PROVIDED ENTRIES:

◇ ◇ ◇ ◇ ◇ ◇ ◇

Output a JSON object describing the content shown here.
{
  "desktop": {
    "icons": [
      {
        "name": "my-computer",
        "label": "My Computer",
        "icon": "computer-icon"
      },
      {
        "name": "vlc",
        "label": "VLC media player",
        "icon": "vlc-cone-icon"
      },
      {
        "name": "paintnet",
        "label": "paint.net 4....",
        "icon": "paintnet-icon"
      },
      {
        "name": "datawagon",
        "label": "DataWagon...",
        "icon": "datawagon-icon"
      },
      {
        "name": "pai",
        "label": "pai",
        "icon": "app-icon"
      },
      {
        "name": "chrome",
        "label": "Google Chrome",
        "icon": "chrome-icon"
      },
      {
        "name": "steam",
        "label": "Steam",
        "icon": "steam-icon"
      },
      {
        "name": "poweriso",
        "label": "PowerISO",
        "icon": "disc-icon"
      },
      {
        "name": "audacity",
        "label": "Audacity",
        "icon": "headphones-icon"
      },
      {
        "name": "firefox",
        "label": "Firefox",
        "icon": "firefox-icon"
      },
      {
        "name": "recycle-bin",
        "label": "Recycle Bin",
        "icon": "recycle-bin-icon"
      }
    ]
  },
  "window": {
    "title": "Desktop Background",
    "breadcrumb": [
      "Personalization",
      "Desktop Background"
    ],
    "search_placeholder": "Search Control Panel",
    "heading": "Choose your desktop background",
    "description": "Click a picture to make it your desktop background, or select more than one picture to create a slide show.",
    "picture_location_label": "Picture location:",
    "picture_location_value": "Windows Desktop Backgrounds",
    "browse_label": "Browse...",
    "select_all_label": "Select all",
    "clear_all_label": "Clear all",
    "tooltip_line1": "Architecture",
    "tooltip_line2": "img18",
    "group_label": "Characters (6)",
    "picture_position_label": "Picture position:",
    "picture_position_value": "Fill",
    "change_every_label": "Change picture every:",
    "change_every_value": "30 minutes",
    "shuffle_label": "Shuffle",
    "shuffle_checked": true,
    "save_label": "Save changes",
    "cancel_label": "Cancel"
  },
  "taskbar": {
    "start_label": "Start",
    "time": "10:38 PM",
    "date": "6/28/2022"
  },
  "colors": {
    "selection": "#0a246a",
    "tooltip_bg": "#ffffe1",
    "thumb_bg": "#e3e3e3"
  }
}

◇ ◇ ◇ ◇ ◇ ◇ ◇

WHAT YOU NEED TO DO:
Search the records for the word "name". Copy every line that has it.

EXERCISE SOLUTION:
        "name": "my-computer",
        "name": "vlc",
        "name": "paintnet",
        "name": "datawagon",
        "name": "pai",
        "name": "chrome",
        "name": "steam",
        "name": "poweriso",
        "name": "audacity",
        "name": "firefox",
        "name": "recycle-bin",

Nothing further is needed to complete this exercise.